The pub employs a manager, a head chef and 19 shift workers behind the bar and in the kitchen. The staff appear keen and motivated, but could leave at any time. To deal with this, Dodds pays well and employs management practicessuch as weekly meetings to discuss and evaluate performance and to look for opportunities for improvement.

He is clearly doing a good job as his manager has been with him since he started 13 years ago and several of the staff have worked there for more than four years. Although Dodds has grown the turnover to some £620,000 a year, he still faces considerable headwinds.

Under the terms of his tenancy, he is obliged to buy his beer from Scottish & Newcastle Pub Enterprises (S&NPE). He believes that companies such as S&NPE exploit their commercial position by taking the ever-increasing bulk discounts they get as middlemen from the breweries and passing on little to publicans.

According to , a campaign to remove the tie from leased pubs, co-founded by Dodds, large pub companies get discounts between £190 and £215 a barrel, yet discounts to tenants range between nothing and £40. The Sun and Doves sells some 300 barrels a year and Dodds estimates he is overpaying for beer by about £45,000 a year.
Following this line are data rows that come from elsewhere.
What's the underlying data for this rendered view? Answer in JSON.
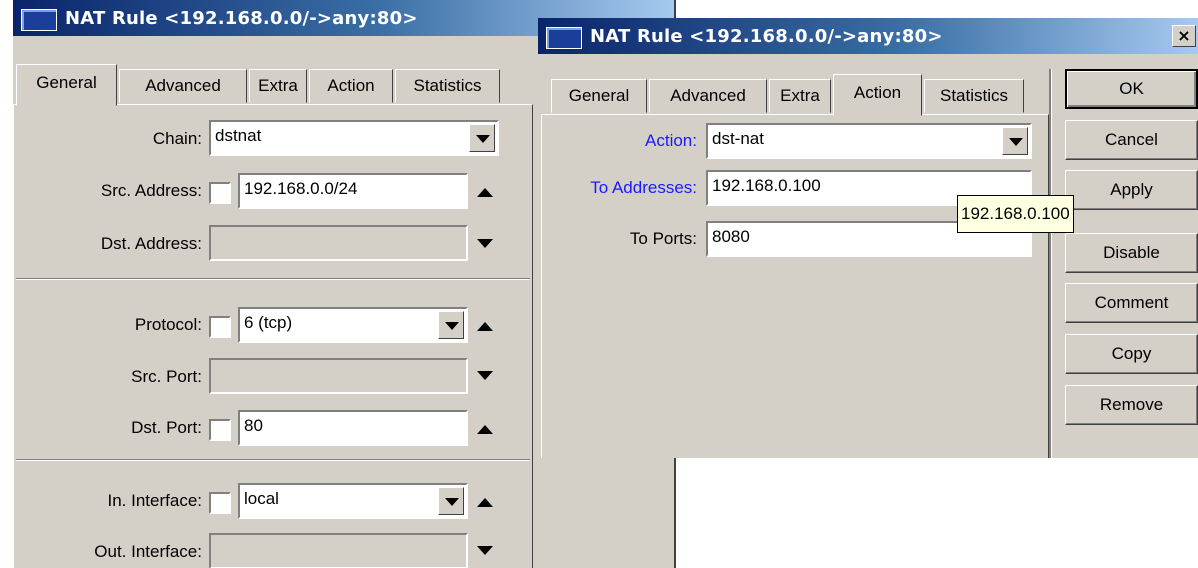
{
  "left_window": {
    "title": "NAT Rule <192.168.0.0/->any:80>",
    "tabs": [
      "General",
      "Advanced",
      "Extra",
      "Action",
      "Statistics"
    ],
    "active_tab": "General",
    "fields": {
      "chain": {
        "label": "Chain:",
        "value": "dstnat"
      },
      "src_address": {
        "label": "Src. Address:",
        "value": "192.168.0.0/24"
      },
      "dst_address": {
        "label": "Dst. Address:",
        "value": ""
      },
      "protocol": {
        "label": "Protocol:",
        "value": "6 (tcp)"
      },
      "src_port": {
        "label": "Src. Port:",
        "value": ""
      },
      "dst_port": {
        "label": "Dst. Port:",
        "value": "80"
      },
      "in_interface": {
        "label": "In. Interface:",
        "value": "local"
      },
      "out_interface": {
        "label": "Out. Interface:",
        "value": ""
      }
    }
  },
  "right_window": {
    "title": "NAT Rule <192.168.0.0/->any:80>",
    "close_label": "×",
    "tabs": [
      "General",
      "Advanced",
      "Extra",
      "Action",
      "Statistics"
    ],
    "active_tab": "Action",
    "fields": {
      "action": {
        "label": "Action:",
        "value": "dst-nat"
      },
      "to_addresses": {
        "label": "To Addresses:",
        "value": "192.168.0.100"
      },
      "to_ports": {
        "label": "To Ports:",
        "value": "8080"
      }
    },
    "tooltip": "192.168.0.100",
    "buttons": [
      "OK",
      "Cancel",
      "Apply",
      "Disable",
      "Comment",
      "Copy",
      "Remove"
    ]
  },
  "colors": {
    "title_gradient_start": "#0a246a",
    "title_gradient_end": "#a6caf0",
    "window_bg": "#d4d0c8",
    "highlight_label": "#1a1aff",
    "tooltip_bg": "#ffffe1"
  }
}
The irony of the situation is that legislation was introduced in 1989 to prevent breweries, which used to own large pub estates, from over-charging for beer. The large breweries were forced to sell off their estates and were capped at the number of tied pubs they could own. But the large pub companies that were created to own the pubs are now just as dominant as the breweries that preceded them.
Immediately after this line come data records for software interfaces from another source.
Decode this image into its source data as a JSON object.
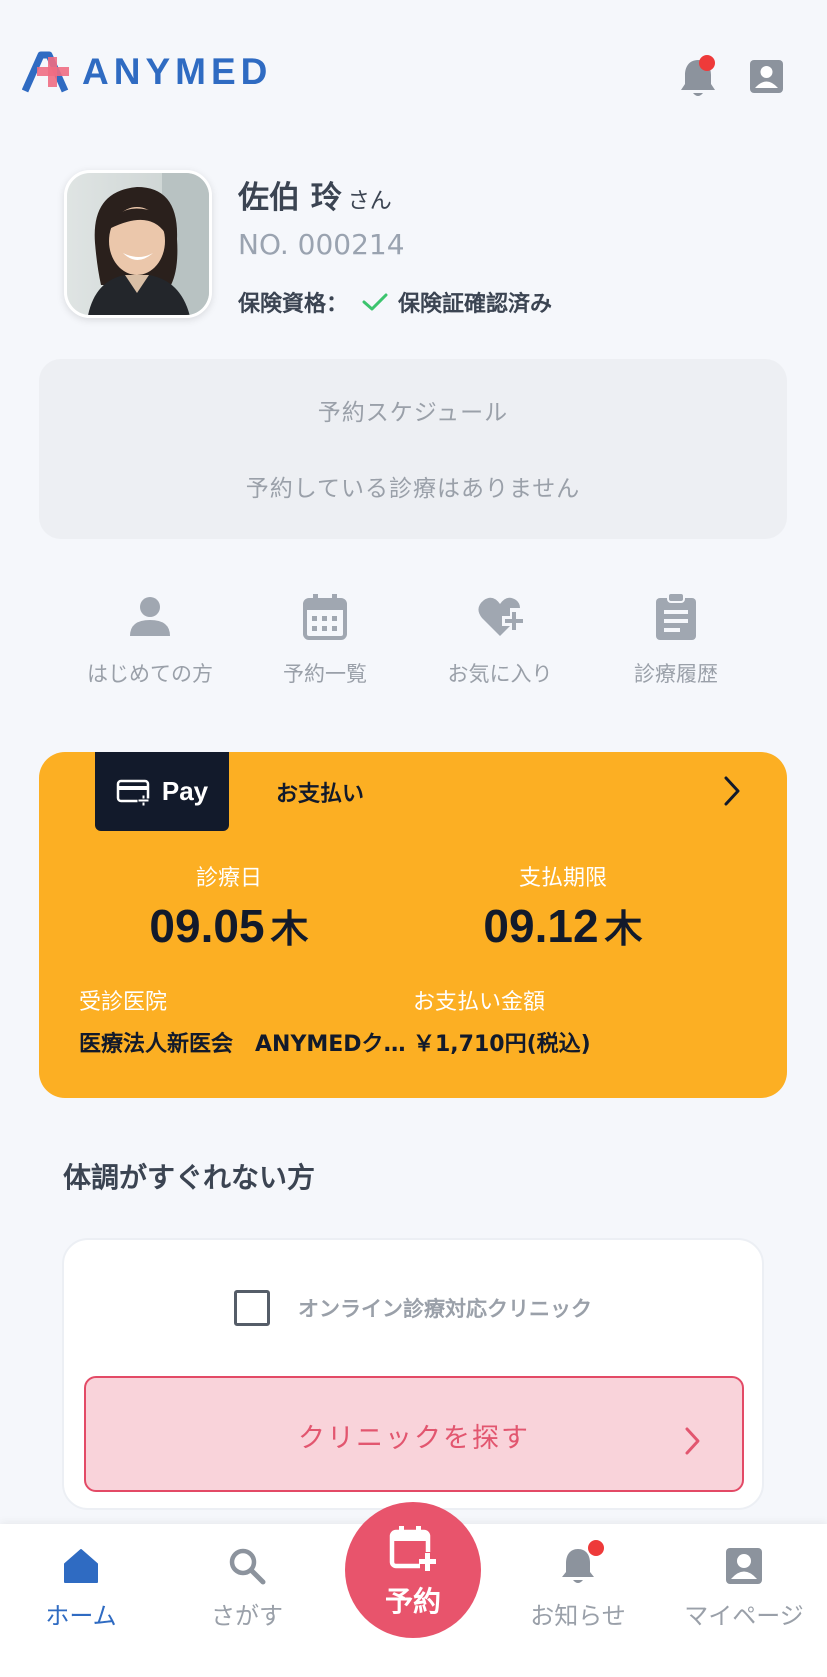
{
  "header": {
    "logo_text": "ANYMED",
    "has_notification": true
  },
  "profile": {
    "name": "佐伯 玲",
    "name_suffix": "さん",
    "patient_no": "NO. 000214",
    "insurance_label": "保険資格：",
    "insurance_status": "保険証確認済み"
  },
  "schedule": {
    "title": "予約スケジュール",
    "empty_message": "予約している診療はありません"
  },
  "quick_menu": [
    {
      "label": "はじめての方",
      "icon": "person-icon"
    },
    {
      "label": "予約一覧",
      "icon": "calendar-icon"
    },
    {
      "label": "お気に入り",
      "icon": "heart-plus-icon"
    },
    {
      "label": "診療履歴",
      "icon": "clipboard-icon"
    }
  ],
  "payment": {
    "tab_label": "Pay",
    "title": "お支払い",
    "visit_date_label": "診療日",
    "visit_date": "09.05",
    "visit_dow": "木",
    "due_date_label": "支払期限",
    "due_date": "09.12",
    "due_dow": "木",
    "clinic_label": "受診医院",
    "clinic_name": "医療法人新医会　ANYMEDクリニック",
    "amount_label": "お支払い金額",
    "amount": "￥1,710円(税込)"
  },
  "unwell": {
    "title": "体調がすぐれない方",
    "online_filter_label": "オンライン診療対応クリニック",
    "online_filter_checked": false,
    "find_button": "クリニックを探す"
  },
  "bottom_nav": {
    "home": "ホーム",
    "search": "さがす",
    "reserve": "予約",
    "notifications": "お知らせ",
    "mypage": "マイページ",
    "active": "home"
  },
  "colors": {
    "brand_blue": "#2f6bc2",
    "brand_pink": "#e8546c",
    "payment_orange": "#fcaf23",
    "dark_navy": "#121a2b",
    "alert_red": "#ee3a3a",
    "check_green": "#3cc46e"
  }
}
Dodds also believes that the five-yearly upward-only rent reviews penalise successful tenants who run a good business and have personally invested in developing premises. This is because rents are based on valuations, which in turn are derived using a multiple of the turnover or profits. So if these increase, the value of the business goes up; and so does the rent. And if a landlord is making less than the pub company expects (they have their own methodology), you can get an increase regardless. This looks like a good each way bet for the pub company and a poor deal for the tenant.  Dodds is in dispute with S&NPE over an increase in rent from £54,000 to £82,000 in 2005, a rise of more than 50 per cent.
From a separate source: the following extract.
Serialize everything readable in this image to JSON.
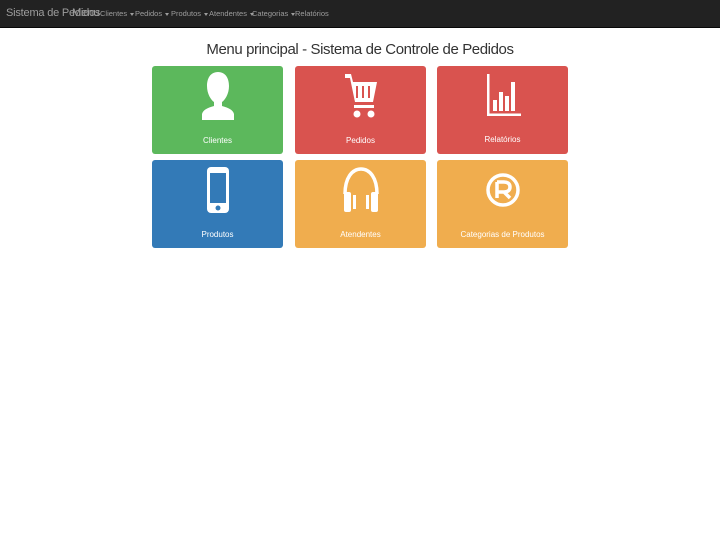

Over the past 20 years, pub companies have bought freeholds at high valuations with lots of cheap debt. The problem they now face is that valuations are falling and debt costs have spiralled upwards. This means having to charge tenants higher rents and more for the beer to cover higher debt expenses at a time when the overall economy is faltering.

In the current environment, being a tenant pub landlord is very tough. Rents are high, beer is expensive, costs - such as the minimum wage, utilities and rates - have been rising, and customers are spending less.  Buying a freehold or freehouse is the most attractive option but it is expensive, and requires plenty of hard work and dedication. This is not a career option for someone looking for an easy life.

Tied down by costs

Large companies, such as Punch, Enterprise Inns and the breweries (eg Greene King and Marstons), dominate the pub industry.  These groups own the freeholds and lease pubs to tenant landlords - normally in return for an upfront payment, ongoing rent and an agreement to buy their beers, cider and soft drinks.  Pubs owned by the large pub companies are known as "tied" leaseholds.

Buying a leasehold pub is like buying a business. The lease is valued either on a multiple of the last year's profit or a percentage (between 20 per cent and 30 per cent) of annual turnover.  This valuation will also take into account the fixtures, fittings and stock.

The alternative is to buy a freehouse (this can be a leasehold or a freehold, but not tied to a brewery or company).  A freehouse gives the landlord greater operational freedom, in particular the ability to source drinks much more competitively, but requires a much larger up-front capital investment.  Freehouses are usually valued at between one and three times annual revenues.  Prices can be pushed higher if one of the larger pub companies is interested in the purchase - but, at the moment, most of the big chains are constrained by the large amounts of debt on their balance sheets.

No comments:

Post a Comment